But the report and the Kansas experiment have some problems.
Three years ago Brownback became one of the first governors to end a waiver that exempted certain people from completing work requirements in order to obtain food stamps, also known as SNAP benefits, for Supplemental Nutrition Assistance Program. Almost all states used the waiver as a way to cope with high unemployment during the Great Recession.
On Dec. 31, 2013, nearly 13,000 Kansas SNAP recipients found themselves cut off from food aid. Or “freed from welfare,” as the report’s authors explain it.
The exiled recipients are “able-bodied adults without children,” an easy target for welfare opponents. The very label makes them sound like potato chip munching couch surfers, although their reality is much more complicated. Brownback’s order required them to attend job-training programs or work for at least 20 hours a week to qualify for more than three months of food stamps over a three-year period.
That sounds reasonable, and it is the federal standard for states without waivers. The problem occurs when groups like the Foundation for Government Accountability suggest that abruptly booting people off aid programs will reap magical results.
The group’s finding that almost 60 percent of able-bodied adults on food stamps were employed a year later is good news. But it would be more meaningful with comparison data from an earlier period.
Long before Brownback’s edict, data analyzed by the Center on Budget and Policy Priorities, a group that advocates for assistance for the poor, had shown that 75 percent of “able-bodied” SNAP recipients held jobs in either the year before seeking food stamps, the year after or both. Half of them worked within a month of receiving food aid.

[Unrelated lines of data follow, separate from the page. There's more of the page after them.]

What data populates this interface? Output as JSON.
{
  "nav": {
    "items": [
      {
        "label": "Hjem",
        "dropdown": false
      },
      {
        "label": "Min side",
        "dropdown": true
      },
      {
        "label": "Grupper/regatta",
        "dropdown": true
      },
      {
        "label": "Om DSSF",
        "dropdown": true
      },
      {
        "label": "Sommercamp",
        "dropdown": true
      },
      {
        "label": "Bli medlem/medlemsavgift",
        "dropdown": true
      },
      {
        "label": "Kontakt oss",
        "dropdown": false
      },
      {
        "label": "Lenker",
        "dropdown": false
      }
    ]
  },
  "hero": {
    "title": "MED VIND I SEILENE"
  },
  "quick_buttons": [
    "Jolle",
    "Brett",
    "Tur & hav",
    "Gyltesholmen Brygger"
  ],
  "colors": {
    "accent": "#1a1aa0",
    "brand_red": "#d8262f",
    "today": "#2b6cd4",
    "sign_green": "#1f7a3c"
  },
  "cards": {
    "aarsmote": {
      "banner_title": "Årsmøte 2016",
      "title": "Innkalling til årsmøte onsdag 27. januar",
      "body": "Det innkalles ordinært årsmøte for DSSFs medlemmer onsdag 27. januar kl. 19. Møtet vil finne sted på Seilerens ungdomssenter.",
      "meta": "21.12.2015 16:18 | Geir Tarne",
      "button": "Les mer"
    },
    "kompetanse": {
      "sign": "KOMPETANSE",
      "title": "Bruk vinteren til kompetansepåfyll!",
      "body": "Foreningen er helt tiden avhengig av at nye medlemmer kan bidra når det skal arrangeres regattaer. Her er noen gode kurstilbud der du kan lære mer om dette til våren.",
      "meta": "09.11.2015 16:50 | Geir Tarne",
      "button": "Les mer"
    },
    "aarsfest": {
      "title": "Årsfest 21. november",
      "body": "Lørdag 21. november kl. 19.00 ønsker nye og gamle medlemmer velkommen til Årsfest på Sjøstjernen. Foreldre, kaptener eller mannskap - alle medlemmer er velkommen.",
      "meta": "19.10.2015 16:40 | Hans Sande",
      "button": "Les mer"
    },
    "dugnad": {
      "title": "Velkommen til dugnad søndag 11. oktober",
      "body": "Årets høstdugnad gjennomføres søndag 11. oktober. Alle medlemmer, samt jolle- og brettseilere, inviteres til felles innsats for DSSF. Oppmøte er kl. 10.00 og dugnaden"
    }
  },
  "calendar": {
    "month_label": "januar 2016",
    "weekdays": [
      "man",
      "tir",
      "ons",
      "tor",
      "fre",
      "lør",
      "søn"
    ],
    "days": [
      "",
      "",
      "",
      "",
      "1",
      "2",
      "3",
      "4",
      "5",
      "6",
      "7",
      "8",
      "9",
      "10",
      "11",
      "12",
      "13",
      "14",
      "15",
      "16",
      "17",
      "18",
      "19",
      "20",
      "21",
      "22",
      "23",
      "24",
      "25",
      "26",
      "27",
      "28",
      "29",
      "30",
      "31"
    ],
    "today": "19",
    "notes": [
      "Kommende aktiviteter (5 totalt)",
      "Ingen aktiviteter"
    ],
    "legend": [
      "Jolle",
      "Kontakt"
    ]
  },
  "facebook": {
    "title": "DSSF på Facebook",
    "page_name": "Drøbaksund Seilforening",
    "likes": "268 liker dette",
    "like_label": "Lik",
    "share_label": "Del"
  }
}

People seek assistance for a reason. Research has shown that at least a third of adults without dependents who seek food-stamp assistance suffer from a physical, mental or psychiatric disorder. They don’t qualify for disability benefits, but they’re not turning cartwheels either.
As a group, they have low education levels. More than a third have felony convictions. Six in 10 have no valid driver’s license, and almost half lack access to reliable transportation.
Obviously, they would all be better off with good-paying jobs. But that requires a huge lift in the form of education, training, transportation and other services. Kansas, which can’t meet basic expenses, is in no shape to provide that help.
Barbara Shelly writes for the Kansas City Star.